(Data provided)

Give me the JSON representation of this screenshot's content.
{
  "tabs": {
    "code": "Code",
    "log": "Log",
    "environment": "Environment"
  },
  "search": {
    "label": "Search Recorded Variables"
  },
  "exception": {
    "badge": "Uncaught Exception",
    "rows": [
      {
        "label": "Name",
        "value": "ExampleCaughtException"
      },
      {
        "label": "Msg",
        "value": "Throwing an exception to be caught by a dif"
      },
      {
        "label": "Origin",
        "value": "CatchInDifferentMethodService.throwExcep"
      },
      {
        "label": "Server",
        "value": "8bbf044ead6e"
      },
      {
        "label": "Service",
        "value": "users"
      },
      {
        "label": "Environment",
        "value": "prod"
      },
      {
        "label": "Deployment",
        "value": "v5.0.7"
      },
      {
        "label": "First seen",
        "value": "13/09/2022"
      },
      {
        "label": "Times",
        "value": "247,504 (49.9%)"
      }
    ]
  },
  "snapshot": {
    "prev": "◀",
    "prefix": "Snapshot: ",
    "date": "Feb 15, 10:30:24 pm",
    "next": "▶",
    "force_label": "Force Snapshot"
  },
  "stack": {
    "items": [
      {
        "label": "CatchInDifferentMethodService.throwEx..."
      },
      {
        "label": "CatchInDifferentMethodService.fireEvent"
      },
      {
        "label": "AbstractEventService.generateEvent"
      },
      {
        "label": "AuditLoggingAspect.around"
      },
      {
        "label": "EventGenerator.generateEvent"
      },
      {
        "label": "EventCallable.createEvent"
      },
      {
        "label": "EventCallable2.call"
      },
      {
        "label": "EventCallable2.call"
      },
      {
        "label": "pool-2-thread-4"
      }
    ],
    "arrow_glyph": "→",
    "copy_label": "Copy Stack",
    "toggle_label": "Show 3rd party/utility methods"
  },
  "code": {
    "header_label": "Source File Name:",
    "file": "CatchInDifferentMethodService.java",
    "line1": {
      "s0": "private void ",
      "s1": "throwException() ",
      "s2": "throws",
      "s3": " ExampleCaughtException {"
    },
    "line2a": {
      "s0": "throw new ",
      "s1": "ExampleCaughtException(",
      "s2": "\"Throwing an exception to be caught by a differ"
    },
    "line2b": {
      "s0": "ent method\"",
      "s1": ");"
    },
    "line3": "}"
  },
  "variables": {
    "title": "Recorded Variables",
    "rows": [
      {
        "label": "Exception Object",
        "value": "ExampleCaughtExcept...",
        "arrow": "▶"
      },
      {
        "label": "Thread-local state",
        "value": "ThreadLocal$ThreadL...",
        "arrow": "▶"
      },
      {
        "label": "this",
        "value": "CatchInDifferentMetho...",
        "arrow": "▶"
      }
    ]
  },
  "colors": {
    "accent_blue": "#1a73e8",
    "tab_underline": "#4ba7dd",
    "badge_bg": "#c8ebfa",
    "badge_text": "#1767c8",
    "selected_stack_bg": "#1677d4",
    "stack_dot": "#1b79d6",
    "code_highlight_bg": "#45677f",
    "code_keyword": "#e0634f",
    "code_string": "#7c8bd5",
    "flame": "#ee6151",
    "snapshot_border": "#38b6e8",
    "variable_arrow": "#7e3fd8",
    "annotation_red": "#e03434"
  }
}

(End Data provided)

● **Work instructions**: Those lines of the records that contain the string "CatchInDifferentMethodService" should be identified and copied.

● **Response box**:
        "value": "CatchInDifferentMethodService.throwExcep"
        "label": "CatchInDifferentMethodService.throwEx..."
        "label": "CatchInDifferentMethodService.fireEvent"
    "file": "CatchInDifferentMethodService.java",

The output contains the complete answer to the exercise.